DATASET RECORDS: Begin

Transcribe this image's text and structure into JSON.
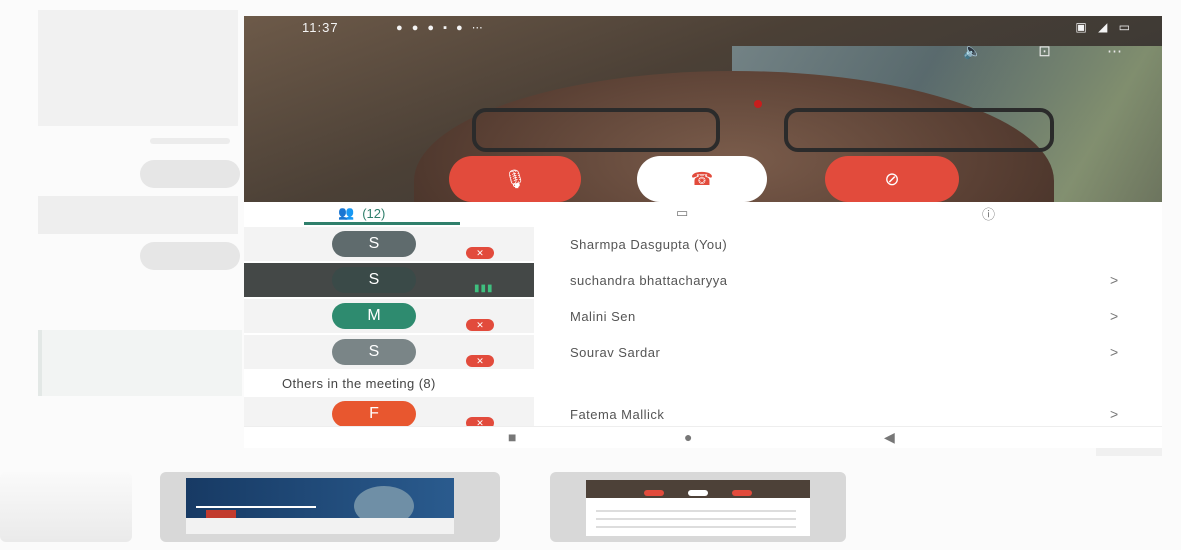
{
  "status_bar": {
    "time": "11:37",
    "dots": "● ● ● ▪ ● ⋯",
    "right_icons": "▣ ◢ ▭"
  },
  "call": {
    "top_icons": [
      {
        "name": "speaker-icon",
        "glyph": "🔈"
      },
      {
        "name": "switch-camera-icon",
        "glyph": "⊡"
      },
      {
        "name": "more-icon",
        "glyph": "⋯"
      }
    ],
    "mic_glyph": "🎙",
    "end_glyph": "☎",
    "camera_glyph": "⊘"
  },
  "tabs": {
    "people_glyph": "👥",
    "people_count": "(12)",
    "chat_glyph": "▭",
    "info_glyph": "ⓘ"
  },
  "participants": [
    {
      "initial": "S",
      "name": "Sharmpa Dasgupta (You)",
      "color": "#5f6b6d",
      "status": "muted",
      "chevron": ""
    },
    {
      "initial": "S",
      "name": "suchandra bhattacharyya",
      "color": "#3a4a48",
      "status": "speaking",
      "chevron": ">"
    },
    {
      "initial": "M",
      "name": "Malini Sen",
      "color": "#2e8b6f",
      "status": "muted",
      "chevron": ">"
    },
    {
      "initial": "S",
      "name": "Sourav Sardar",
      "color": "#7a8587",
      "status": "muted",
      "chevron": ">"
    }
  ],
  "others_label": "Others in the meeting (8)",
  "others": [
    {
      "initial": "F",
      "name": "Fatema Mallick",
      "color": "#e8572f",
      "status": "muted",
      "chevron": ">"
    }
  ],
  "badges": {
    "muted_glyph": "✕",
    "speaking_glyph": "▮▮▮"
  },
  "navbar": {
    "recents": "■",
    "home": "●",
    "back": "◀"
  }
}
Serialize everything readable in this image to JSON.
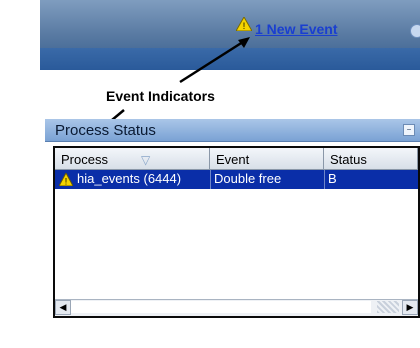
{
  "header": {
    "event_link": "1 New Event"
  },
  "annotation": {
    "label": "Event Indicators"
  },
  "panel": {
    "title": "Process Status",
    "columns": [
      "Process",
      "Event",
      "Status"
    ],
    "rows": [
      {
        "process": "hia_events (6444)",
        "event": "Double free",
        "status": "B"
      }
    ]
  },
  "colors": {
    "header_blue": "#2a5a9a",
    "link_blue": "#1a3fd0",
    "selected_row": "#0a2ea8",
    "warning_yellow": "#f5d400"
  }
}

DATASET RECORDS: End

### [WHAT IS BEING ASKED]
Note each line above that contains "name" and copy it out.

### [FINISHED EXERCISE]
        "name": "speaker-icon",
        "name": "switch-camera-icon",
        "name": "more-icon",
      "name": "Sharmpa Dasgupta (You)",
      "name": "suchandra bhattacharyya",
      "name": "Malini Sen",
      "name": "Sourav Sardar",
      "name": "Fatema Mallick",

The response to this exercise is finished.